Work item: Say how many lines of the records include the string "true". Nothing else belongs in the answer.

Extracted records:
_ _ _ _ _ _ _
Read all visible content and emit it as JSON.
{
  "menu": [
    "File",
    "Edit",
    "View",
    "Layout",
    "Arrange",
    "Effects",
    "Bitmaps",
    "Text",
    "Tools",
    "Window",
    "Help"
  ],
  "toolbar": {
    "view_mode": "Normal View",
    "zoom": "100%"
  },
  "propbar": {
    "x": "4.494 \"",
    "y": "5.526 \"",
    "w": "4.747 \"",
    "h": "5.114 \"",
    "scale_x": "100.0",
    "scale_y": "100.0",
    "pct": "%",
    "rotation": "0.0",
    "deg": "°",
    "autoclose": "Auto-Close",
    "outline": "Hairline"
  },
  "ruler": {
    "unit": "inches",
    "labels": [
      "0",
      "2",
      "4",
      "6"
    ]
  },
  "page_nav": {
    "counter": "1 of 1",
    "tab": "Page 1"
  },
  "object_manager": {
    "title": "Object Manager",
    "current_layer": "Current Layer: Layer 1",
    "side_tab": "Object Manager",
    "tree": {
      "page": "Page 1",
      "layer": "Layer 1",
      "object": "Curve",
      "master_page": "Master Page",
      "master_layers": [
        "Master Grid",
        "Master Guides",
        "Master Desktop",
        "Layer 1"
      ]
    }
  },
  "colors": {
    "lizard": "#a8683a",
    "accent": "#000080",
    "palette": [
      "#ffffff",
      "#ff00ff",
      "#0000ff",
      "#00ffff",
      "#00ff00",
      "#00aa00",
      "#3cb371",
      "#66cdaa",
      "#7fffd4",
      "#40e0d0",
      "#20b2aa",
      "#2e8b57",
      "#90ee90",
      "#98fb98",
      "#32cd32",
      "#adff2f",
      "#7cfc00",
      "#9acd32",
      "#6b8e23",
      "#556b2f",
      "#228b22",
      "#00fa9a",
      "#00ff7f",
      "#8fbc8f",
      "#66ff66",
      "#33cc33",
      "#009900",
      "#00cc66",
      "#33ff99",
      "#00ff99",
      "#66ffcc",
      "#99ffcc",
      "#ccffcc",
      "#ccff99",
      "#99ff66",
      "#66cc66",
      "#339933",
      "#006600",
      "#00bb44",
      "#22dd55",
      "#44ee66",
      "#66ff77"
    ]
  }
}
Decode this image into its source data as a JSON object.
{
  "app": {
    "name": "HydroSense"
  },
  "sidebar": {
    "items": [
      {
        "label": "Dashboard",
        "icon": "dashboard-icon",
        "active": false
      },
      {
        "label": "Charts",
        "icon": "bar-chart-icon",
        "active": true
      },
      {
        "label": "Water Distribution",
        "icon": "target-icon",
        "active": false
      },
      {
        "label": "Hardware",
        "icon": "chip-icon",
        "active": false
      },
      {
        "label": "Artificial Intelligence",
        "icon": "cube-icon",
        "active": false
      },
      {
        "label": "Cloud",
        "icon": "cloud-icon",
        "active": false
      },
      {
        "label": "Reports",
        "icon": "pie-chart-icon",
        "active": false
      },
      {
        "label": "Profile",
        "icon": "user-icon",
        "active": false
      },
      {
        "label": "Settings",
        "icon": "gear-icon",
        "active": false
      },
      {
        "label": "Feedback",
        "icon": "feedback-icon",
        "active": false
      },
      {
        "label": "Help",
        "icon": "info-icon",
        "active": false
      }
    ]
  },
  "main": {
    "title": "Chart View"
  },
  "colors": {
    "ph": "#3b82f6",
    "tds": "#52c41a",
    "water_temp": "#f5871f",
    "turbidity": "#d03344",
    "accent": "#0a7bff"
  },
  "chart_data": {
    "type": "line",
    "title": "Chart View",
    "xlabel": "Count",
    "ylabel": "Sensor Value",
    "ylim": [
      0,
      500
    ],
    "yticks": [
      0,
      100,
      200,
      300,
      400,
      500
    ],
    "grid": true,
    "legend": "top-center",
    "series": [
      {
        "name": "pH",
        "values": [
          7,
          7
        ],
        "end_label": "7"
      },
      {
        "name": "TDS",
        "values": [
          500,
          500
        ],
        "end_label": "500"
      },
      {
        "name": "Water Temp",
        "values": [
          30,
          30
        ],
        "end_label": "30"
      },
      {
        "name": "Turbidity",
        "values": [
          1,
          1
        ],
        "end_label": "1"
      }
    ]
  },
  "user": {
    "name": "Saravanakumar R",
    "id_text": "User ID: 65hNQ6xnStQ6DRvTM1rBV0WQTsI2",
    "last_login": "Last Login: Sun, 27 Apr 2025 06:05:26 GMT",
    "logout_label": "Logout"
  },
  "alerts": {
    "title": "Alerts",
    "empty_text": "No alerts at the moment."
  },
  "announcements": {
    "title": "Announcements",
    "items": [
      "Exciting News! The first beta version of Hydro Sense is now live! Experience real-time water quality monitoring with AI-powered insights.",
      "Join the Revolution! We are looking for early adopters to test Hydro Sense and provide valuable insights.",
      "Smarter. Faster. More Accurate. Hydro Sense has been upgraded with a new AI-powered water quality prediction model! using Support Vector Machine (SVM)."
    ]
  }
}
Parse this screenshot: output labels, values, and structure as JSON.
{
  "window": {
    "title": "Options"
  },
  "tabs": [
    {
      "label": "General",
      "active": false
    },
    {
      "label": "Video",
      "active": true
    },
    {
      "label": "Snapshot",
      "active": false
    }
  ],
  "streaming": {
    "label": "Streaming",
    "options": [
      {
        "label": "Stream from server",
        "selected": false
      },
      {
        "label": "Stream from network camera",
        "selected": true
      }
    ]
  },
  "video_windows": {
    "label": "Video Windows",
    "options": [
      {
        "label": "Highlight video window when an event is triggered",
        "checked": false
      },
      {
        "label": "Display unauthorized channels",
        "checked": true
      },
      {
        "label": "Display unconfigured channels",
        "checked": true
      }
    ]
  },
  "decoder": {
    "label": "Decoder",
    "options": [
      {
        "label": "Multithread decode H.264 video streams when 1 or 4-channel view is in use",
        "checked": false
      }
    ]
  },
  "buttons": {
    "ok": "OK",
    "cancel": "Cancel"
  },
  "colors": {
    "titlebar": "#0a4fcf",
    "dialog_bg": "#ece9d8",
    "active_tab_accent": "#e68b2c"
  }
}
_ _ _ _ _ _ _
Exercise solution: 6